[An instalment in a work in progress, click ‘fantasy’ on the right to view all entries in this story, in reverse order from most recent to least]
One day Alex woke to the sound of another scolding. ‘You!’ he heard his father bellowing through the wooden walls that barely held up the roof. ‘A man yesterday asked me to punish you. Do you think I should?’ Alex kept quiet. He was quite safe, don’t be misled. His father had never laid a hand on him, in fact his sternness was largely born of his concern, hidden in a typically fatherly way. But safety in this case is yet painful, as all one cares to care about is the cause of a parting of father and son. ‘Do you know why he asked me that?’ Alex did. ‘Because you have been talking to his son about those people from the sea! Tell me, where are they? Which part of the sea? When did you see them? Why cannot anyone else see them? Why have only the senile and the drunk seen them? Can you answer me? I think not.’
This was a script often acted in the house of Alex’s family. On days when his father had something to sell Alex would be safe, and eat breakfast with his father before he rose away with a laden cart. But when business was going at a slower pace than his father liked, Alex hid in his bed until he heard the hooves of his father’s horse clop down the road. When the sound faded he would see the loving and round face of his mother, with her beautiful dark and long hair braided behind her, at the door. ‘Alex my boy,’ she would say, ‘believe what you will, but do get out of bed. You’ve got a day of learning passing you by already.’
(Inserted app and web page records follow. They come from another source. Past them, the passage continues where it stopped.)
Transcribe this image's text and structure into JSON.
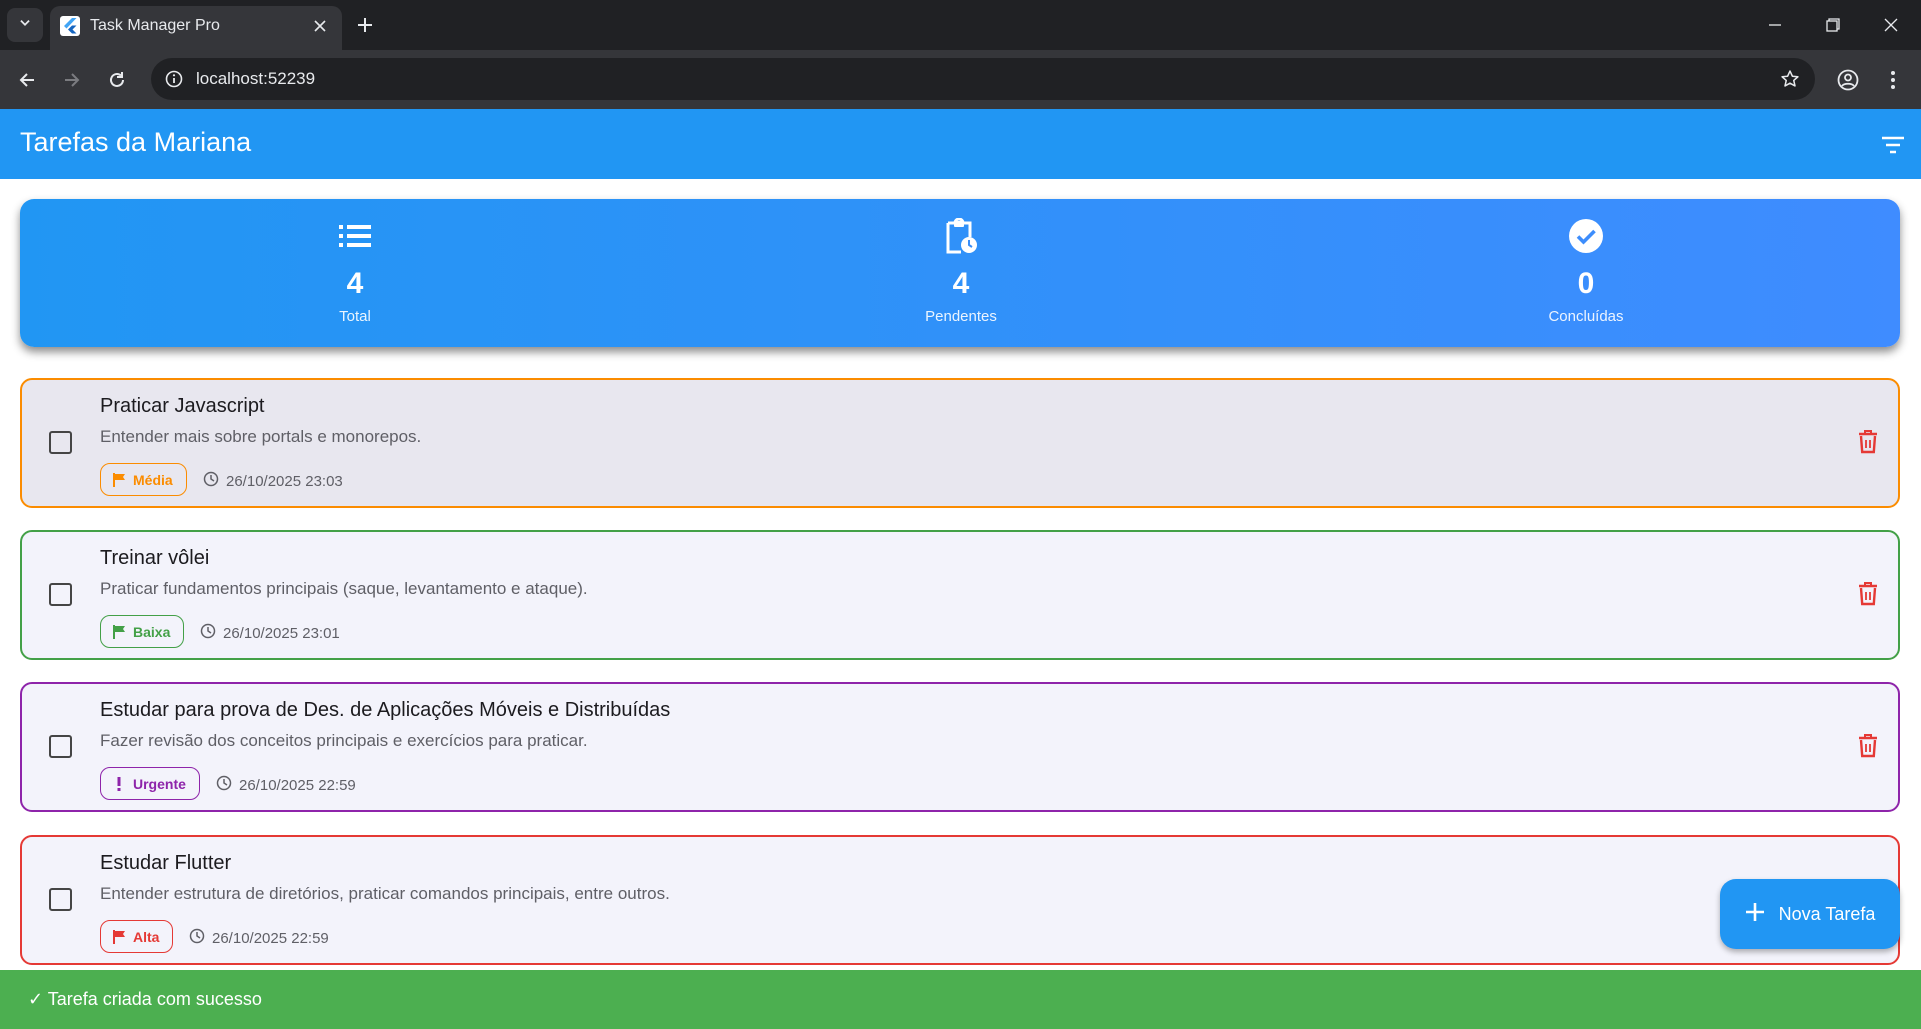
{
  "browser": {
    "tab_title": "Task Manager Pro",
    "url": "localhost:52239"
  },
  "appbar": {
    "title": "Tarefas da Mariana"
  },
  "stats": [
    {
      "icon": "list-icon",
      "value": "4",
      "label": "Total"
    },
    {
      "icon": "pending-clipboard-icon",
      "value": "4",
      "label": "Pendentes"
    },
    {
      "icon": "check-circle-icon",
      "value": "0",
      "label": "Concluídas"
    }
  ],
  "tasks": [
    {
      "title": "Praticar Javascript",
      "description": "Entender mais sobre portals e monorepos.",
      "priority": "Média",
      "priority_icon": "flag-icon",
      "color": "#fb8c00",
      "completed": false,
      "date": "26/10/2025 23:03"
    },
    {
      "title": "Treinar vôlei",
      "description": "Praticar fundamentos principais (saque, levantamento e ataque).",
      "priority": "Baixa",
      "priority_icon": "flag-icon",
      "color": "#43a047",
      "completed": false,
      "date": "26/10/2025 23:01"
    },
    {
      "title": "Estudar para prova de Des. de Aplicações Móveis e Distribuídas",
      "description": "Fazer revisão dos conceitos principais e exercícios para praticar.",
      "priority": "Urgente",
      "priority_icon": "exclamation-icon",
      "color": "#8e24aa",
      "completed": false,
      "date": "26/10/2025 22:59"
    },
    {
      "title": "Estudar Flutter",
      "description": "Entender estrutura de diretórios, praticar comandos principais, entre outros.",
      "priority": "Alta",
      "priority_icon": "flag-icon",
      "color": "#e53935",
      "completed": false,
      "date": "26/10/2025 22:59"
    }
  ],
  "fab": {
    "label": "Nova Tarefa"
  },
  "snackbar": {
    "message": "✓ Tarefa criada com sucesso"
  },
  "colors": {
    "primary": "#2196f3",
    "delete": "#e53935",
    "success": "#4caf50"
  }
}
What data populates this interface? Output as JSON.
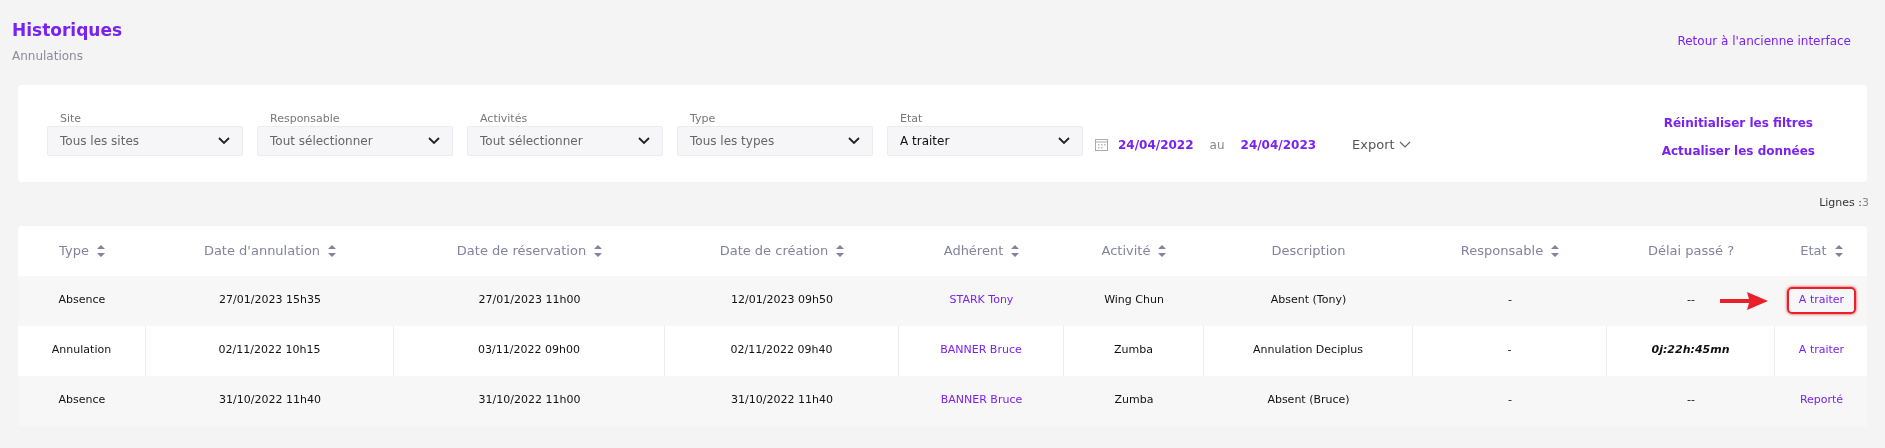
{
  "header": {
    "title": "Historiques",
    "subtitle": "Annulations",
    "back_link": "Retour à l'ancienne interface"
  },
  "filters": [
    {
      "label": "Site",
      "value": "Tous les sites",
      "is_default": true
    },
    {
      "label": "Responsable",
      "value": "Tout sélectionner",
      "is_default": true
    },
    {
      "label": "Activités",
      "value": "Tout sélectionner",
      "is_default": true
    },
    {
      "label": "Type",
      "value": "Tous les types",
      "is_default": true
    },
    {
      "label": "Etat",
      "value": "A traiter",
      "is_default": false
    }
  ],
  "date_range": {
    "from": "24/04/2022",
    "separator": "au",
    "to": "24/04/2023"
  },
  "export": "Export",
  "actions": [
    "Réinitialiser les filtres",
    "Actualiser les données"
  ],
  "row_count": {
    "label": "Lignes :",
    "value": "3"
  },
  "table": {
    "columns": [
      {
        "label": "Type",
        "sortable": true
      },
      {
        "label": "Date d'annulation",
        "sortable": true
      },
      {
        "label": "Date de réservation",
        "sortable": true
      },
      {
        "label": "Date de création",
        "sortable": true
      },
      {
        "label": "Adhérent",
        "sortable": true
      },
      {
        "label": "Activité",
        "sortable": true
      },
      {
        "label": "Description",
        "sortable": false
      },
      {
        "label": "Responsable",
        "sortable": true
      },
      {
        "label": "Délai passé ?",
        "sortable": false
      },
      {
        "label": "Etat",
        "sortable": true
      }
    ],
    "rows": [
      {
        "type": "Absence",
        "date_annulation": "27/01/2023 15h35",
        "date_reservation": "27/01/2023 11h00",
        "date_creation": "12/01/2023 09h50",
        "adherent": "STARK Tony",
        "activite": "Wing Chun",
        "description": "Absent (Tony)",
        "responsable": "-",
        "delai": "--",
        "delai_emphasis": false,
        "etat": "A traiter",
        "highlighted": true
      },
      {
        "type": "Annulation",
        "date_annulation": "02/11/2022 10h15",
        "date_reservation": "03/11/2022 09h00",
        "date_creation": "02/11/2022 09h40",
        "adherent": "BANNER Bruce",
        "activite": "Zumba",
        "description": "Annulation Deciplus",
        "responsable": "-",
        "delai": "0j:22h:45mn",
        "delai_emphasis": true,
        "etat": "A traiter",
        "highlighted": false
      },
      {
        "type": "Absence",
        "date_annulation": "31/10/2022 11h40",
        "date_reservation": "31/10/2022 11h00",
        "date_creation": "31/10/2022 11h40",
        "adherent": "BANNER Bruce",
        "activite": "Zumba",
        "description": "Absent (Bruce)",
        "responsable": "-",
        "delai": "--",
        "delai_emphasis": false,
        "etat": "Reporté",
        "highlighted": false
      }
    ]
  }
}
Alex was deemed, by a town elder or two, to be a softer type of boy, unfit for studying the making of things. Instead he was sent each day to a scribe of a nearby village, whom he disliked just slightly, to study the ‘finer’ things, such as numbers, words and stars. His teacher saw his boys as the best of all people, something that very much pleased many of the other boys, but something which seemed altogether tiring to Alex.